▸ **WHAT TO WORK ON**
The lines you return must be all those in the data that hold the string "Bharta".

(Stored items)
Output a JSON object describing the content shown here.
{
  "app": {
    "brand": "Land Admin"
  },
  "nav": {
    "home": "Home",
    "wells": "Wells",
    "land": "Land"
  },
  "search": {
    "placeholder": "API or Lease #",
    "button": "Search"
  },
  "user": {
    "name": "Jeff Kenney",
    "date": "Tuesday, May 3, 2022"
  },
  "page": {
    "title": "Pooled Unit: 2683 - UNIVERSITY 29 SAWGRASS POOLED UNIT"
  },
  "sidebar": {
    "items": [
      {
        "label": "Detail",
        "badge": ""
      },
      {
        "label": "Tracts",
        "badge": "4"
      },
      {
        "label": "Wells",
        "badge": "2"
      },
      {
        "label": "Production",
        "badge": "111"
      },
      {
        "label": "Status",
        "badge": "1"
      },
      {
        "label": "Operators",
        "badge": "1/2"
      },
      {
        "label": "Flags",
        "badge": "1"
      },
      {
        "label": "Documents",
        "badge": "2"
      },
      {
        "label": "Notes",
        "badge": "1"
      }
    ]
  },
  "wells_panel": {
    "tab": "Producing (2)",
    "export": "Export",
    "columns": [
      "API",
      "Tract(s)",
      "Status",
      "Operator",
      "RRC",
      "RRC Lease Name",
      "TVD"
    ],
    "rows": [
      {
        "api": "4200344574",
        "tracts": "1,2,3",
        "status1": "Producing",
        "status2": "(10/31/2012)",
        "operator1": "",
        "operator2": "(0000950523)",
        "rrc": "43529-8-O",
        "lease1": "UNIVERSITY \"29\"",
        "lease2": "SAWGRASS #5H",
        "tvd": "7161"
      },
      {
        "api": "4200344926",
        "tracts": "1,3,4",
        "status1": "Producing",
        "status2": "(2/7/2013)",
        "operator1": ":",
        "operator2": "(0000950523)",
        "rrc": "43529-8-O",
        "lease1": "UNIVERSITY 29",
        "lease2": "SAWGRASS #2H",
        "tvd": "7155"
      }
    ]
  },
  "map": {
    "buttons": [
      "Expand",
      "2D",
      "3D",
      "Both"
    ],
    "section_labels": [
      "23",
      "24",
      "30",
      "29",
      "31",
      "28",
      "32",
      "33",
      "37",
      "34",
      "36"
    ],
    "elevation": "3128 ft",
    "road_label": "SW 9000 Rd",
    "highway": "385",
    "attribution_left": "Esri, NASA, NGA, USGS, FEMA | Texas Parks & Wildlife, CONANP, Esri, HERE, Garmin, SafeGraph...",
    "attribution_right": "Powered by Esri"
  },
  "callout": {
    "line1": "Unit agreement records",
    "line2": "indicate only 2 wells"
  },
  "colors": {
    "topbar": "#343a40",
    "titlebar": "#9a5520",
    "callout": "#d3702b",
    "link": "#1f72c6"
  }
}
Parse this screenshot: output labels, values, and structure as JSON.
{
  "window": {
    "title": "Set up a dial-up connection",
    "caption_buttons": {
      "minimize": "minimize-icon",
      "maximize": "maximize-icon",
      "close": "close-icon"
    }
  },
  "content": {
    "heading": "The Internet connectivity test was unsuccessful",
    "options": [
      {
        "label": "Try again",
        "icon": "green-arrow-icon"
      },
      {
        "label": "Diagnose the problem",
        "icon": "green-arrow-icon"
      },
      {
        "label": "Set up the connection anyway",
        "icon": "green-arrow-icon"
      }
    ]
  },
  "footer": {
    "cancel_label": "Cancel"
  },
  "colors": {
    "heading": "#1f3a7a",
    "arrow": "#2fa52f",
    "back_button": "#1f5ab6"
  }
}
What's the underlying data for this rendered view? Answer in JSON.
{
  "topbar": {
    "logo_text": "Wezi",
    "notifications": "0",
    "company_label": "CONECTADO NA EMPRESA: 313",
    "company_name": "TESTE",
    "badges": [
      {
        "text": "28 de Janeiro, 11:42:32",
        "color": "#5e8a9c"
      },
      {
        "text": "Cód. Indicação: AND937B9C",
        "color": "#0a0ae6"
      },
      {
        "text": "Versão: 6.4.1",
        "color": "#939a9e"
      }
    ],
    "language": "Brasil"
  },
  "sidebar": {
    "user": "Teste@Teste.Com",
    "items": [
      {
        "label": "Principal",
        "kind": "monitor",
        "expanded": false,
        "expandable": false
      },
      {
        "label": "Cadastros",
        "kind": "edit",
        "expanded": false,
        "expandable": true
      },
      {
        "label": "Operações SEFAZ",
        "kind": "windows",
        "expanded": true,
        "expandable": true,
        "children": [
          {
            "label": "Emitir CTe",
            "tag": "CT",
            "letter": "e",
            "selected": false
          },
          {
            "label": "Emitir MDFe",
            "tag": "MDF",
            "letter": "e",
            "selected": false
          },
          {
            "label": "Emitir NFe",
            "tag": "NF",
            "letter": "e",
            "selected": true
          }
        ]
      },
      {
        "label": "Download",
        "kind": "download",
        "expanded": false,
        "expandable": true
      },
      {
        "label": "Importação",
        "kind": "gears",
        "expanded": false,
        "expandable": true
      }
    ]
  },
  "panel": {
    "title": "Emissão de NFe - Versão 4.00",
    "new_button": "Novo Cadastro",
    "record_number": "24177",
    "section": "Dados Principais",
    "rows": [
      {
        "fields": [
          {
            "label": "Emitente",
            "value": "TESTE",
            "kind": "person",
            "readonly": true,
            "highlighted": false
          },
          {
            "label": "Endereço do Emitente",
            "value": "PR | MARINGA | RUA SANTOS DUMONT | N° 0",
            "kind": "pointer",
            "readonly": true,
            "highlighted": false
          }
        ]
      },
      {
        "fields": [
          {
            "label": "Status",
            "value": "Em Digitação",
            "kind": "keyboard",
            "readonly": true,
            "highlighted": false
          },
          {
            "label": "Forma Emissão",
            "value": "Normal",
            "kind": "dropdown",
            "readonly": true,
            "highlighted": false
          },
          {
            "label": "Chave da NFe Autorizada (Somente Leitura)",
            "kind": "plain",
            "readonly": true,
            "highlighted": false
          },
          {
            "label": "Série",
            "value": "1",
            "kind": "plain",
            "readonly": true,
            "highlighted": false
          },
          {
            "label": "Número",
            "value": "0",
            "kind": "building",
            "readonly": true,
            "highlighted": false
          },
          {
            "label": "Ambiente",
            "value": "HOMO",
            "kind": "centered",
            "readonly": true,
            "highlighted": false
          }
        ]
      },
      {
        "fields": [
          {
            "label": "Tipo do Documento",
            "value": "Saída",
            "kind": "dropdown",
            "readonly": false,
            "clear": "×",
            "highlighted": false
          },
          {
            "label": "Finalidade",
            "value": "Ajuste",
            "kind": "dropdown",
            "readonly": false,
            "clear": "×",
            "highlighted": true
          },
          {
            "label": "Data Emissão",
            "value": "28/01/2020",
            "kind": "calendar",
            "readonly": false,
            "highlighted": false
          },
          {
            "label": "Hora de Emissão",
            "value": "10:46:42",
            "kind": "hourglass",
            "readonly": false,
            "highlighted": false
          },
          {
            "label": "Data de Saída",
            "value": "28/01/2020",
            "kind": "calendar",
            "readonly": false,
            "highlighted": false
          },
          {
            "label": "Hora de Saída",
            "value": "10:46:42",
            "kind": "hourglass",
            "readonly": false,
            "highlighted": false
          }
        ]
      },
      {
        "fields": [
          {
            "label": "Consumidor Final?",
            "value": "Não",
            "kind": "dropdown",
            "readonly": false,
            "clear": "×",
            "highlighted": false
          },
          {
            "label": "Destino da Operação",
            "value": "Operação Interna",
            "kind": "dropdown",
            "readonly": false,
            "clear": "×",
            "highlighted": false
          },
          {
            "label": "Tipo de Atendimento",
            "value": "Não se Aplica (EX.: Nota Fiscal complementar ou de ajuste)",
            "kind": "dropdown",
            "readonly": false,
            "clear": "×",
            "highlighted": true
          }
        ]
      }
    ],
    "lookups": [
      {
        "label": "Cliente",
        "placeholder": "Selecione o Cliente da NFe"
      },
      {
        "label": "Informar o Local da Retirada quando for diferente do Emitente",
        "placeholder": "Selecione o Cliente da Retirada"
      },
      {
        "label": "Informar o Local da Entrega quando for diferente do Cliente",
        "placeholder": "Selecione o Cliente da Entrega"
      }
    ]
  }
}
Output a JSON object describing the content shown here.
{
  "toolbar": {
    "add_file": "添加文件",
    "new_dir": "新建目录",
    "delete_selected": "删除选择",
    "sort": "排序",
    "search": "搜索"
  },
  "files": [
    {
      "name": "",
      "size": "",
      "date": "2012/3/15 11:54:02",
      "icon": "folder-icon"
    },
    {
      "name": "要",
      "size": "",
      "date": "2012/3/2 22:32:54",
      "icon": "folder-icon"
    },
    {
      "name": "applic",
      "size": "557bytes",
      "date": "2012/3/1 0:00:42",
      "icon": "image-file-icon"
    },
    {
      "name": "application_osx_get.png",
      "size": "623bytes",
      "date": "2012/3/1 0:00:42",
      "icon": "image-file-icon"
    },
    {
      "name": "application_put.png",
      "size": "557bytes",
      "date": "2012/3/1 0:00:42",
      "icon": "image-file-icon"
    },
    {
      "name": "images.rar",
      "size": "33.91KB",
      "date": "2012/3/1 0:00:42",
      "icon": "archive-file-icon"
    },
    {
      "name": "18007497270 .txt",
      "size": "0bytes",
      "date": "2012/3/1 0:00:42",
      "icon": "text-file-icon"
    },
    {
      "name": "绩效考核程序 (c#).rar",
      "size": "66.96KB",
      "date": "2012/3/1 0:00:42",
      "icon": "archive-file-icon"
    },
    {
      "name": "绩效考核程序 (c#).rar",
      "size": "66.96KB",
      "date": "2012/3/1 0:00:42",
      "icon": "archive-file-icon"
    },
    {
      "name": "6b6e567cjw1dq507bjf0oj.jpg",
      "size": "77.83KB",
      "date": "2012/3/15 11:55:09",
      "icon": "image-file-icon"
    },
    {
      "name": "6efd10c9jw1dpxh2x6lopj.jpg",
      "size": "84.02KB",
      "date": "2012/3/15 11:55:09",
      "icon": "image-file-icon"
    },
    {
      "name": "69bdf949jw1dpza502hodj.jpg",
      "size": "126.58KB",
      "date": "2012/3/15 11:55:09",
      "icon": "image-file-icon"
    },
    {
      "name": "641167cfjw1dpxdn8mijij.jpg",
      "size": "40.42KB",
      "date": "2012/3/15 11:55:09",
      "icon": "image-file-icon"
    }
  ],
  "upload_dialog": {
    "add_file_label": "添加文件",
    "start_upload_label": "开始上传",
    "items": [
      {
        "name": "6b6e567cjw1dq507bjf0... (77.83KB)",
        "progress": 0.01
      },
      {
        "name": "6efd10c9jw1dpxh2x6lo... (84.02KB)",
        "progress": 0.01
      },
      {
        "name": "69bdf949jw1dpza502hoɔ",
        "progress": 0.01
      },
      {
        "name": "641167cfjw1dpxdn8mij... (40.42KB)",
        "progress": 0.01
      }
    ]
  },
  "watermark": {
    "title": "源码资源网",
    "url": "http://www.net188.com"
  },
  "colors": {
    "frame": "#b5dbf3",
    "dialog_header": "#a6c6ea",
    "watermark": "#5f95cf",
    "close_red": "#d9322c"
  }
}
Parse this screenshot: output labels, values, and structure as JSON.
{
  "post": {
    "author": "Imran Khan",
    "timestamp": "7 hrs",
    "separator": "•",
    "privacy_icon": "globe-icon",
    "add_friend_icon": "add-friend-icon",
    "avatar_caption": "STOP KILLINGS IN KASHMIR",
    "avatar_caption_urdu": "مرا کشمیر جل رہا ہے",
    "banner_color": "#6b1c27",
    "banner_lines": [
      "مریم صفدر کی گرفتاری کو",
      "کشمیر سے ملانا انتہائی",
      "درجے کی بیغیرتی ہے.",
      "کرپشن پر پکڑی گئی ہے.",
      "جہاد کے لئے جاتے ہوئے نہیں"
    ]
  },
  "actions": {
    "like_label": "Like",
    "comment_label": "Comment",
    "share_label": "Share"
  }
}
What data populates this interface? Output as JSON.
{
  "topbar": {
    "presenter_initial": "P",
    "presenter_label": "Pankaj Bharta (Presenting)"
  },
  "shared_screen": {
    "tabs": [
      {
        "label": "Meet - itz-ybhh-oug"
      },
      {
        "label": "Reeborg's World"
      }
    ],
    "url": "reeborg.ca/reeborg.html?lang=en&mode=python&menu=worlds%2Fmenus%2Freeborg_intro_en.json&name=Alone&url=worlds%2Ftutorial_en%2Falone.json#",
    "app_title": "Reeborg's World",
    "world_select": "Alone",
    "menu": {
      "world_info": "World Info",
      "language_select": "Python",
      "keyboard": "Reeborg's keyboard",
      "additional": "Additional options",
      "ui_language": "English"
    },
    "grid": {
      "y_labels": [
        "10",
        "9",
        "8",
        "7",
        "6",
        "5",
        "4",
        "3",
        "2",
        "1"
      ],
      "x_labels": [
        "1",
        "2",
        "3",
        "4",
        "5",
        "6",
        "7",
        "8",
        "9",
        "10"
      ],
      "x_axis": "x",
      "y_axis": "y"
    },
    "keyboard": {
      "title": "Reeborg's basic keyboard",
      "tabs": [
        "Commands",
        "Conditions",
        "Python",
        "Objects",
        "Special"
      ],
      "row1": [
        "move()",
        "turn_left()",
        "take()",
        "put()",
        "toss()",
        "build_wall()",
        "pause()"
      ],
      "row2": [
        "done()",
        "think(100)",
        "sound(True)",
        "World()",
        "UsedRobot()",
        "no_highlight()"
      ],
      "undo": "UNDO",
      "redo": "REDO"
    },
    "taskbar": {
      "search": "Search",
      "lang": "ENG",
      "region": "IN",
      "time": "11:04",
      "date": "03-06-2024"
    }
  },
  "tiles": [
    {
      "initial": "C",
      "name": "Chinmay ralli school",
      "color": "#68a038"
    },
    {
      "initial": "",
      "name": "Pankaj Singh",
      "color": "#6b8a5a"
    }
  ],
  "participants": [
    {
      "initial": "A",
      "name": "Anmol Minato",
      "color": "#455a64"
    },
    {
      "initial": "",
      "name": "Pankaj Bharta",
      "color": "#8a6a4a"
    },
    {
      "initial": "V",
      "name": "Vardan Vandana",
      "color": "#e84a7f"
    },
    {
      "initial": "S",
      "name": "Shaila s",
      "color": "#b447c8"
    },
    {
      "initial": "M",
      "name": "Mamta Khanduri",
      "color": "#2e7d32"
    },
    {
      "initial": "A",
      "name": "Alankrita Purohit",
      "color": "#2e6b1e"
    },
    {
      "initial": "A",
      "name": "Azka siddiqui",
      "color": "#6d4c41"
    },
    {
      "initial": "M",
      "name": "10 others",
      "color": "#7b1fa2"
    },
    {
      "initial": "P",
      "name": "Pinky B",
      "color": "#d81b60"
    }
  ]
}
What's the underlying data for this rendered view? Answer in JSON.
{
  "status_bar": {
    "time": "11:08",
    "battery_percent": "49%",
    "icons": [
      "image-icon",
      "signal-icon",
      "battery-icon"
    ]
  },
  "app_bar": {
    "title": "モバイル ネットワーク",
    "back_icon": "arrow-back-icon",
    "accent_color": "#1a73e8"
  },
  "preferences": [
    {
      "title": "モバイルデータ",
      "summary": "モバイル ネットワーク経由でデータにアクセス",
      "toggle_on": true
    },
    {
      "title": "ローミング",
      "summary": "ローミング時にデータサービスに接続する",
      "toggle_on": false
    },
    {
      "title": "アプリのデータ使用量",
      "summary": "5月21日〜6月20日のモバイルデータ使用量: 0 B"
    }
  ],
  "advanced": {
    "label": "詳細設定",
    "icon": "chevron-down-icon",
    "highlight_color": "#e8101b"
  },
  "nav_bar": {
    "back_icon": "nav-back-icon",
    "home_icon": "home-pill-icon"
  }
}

▸ **YOUR RESPONSE**
    "presenter_label": "Pankaj Bharta (Presenting)"
      "name": "Pankaj Bharta",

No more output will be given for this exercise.